Lawrence Yun, NAR chief economist, says the outlook for the commercial real estate sector continues to look bright despite the multiple headwinds that have held back the economy in recent months. "Temporary turbulence in the financial markets, a stronger U.S. dollar hurting exports and economic weakness overseas chipped away at third quarter growth and led to some deceleration in the pace of commercial investments," he said. "The good news is that these deterrents are slowly residing, which should ultimately reawaken the growing appetite for commercial space heading into next year."
According to the National Association of Realtors (NAR) quarterly commercial real estate forecast, sustained job growth throughout the U.S. and improving credit conditions are forecast to help keep commercial real estate activity expanding into next year, but property prices are likely to slightly cool off after reaching their peak in some major markets.
National office vacancy rates are forecast by Realtors to decrease 0.8 percent to 14.8 percent over the coming year as continued job creation drives demand. The vacancy rate for industrial space is expected to decline 1.4 percent to 9.7 percent, and retail availability to decrease 1.3 percent to 11.3 percent. With new apartment construction projects coming through the pipeline in several markets, only multifamily vacancies are forecast to increase over the next year, from 6.1 percent to 7.3 percent.
According to Yun, increases in lending and investment activity will be driven by steady job creation and slightly easier access to credit. While healthier local labor markets are expected to slowly pull down vacancy rates while pushing rents higher, the modest opening of the credit box is an especially important development for Realtors, who are mostly engaged in deals of $1 million or less and have clients that rely heavily on financing from local community banks and credit unions. Although most Realtor who practice commercial are still reporting tight lending conditions, an increasing share are saying that credit is becoming slightly easier to obtain.
Regionally, several states in the South and West have outperformed the rest of the country in job growth over the past year. Led by strong demand for apartments from faster household formation and rent growth, metro areas in those states are expected to see elevated levels of new construction, which will lead to a slight uptick in vacancy rates.
"The best days for multifamily housing could be winding down as new construction has already surpassed historical averages," adds Yun. "This sector has been the industry's top performer over the past several years as a result of younger households struggling to become homeowners and the demand for apartments far exceeding supply in many markets."
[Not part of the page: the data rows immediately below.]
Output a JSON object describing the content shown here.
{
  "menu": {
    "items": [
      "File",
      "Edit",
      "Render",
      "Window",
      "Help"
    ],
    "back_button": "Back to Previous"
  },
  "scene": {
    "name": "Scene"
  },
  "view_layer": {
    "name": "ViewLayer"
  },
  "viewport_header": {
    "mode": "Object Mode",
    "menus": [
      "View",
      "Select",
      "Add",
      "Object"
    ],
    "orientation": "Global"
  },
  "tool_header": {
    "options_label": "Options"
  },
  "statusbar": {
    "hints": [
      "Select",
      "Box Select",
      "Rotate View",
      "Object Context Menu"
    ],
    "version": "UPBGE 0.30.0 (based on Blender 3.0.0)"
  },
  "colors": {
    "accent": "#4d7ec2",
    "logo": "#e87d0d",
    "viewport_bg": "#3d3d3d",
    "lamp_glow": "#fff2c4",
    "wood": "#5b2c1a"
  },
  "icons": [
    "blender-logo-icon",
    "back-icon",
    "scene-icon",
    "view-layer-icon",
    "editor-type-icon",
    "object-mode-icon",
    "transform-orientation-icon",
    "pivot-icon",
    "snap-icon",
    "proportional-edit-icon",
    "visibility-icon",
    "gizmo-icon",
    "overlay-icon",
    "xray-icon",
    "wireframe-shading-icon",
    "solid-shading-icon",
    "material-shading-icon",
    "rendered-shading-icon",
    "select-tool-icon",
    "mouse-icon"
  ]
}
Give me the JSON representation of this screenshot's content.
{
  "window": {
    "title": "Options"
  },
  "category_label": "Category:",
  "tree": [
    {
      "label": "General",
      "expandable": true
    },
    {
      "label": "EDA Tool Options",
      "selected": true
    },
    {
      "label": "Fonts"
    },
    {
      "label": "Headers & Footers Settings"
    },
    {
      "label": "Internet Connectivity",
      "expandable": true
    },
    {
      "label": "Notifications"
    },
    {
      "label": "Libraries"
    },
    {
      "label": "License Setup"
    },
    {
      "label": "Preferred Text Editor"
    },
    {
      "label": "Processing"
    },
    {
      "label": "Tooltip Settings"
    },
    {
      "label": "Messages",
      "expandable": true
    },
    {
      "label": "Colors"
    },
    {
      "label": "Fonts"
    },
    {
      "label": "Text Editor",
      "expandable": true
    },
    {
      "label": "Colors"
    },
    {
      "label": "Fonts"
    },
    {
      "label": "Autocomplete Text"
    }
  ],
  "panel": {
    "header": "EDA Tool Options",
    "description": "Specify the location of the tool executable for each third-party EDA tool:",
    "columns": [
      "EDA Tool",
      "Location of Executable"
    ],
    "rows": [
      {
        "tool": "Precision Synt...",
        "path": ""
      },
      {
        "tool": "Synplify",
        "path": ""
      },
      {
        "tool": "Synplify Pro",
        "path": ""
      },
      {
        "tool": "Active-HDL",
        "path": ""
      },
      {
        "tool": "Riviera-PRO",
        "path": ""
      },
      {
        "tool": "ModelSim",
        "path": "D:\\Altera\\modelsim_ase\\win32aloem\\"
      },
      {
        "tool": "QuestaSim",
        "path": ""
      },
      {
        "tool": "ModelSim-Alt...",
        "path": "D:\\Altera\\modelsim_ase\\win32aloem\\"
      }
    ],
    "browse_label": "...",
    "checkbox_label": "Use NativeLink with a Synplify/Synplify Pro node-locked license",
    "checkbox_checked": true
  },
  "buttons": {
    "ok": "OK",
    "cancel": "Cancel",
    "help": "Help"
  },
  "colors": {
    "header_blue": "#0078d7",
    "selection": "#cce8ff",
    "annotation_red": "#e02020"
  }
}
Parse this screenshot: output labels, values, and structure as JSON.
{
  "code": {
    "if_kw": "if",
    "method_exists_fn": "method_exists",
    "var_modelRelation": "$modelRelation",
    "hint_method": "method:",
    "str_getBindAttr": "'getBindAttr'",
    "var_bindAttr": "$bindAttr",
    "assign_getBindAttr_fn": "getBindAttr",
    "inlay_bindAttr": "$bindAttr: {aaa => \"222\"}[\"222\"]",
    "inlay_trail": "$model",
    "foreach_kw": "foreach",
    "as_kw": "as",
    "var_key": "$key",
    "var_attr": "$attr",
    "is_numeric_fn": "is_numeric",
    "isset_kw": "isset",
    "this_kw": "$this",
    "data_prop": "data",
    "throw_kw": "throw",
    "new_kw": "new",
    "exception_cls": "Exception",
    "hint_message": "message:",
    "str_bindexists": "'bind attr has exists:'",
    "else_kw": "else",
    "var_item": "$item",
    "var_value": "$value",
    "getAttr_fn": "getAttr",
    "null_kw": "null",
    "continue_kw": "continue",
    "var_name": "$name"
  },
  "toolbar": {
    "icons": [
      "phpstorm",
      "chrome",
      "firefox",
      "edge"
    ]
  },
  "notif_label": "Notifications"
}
Even though rising occupancy and rents will continue, property prices are forecast to decline slightly in 2016 as the Federal Reserve starts to raise interest rates. With cap rates already compressed to very low levels, Yun anticipates short-term rate increases in December, and then again in March, which could slightly temper market growth. However, investments are still expected to continue on an upward trend.
"Rising sales and investor optimism in recent years has pushed prices past their peak in many of the larger commercial markets," says Yun. "Investors - especially those abroad - looking for better yields will likely seek to invest their larger sums of cash in smaller markets and into lower-end properties."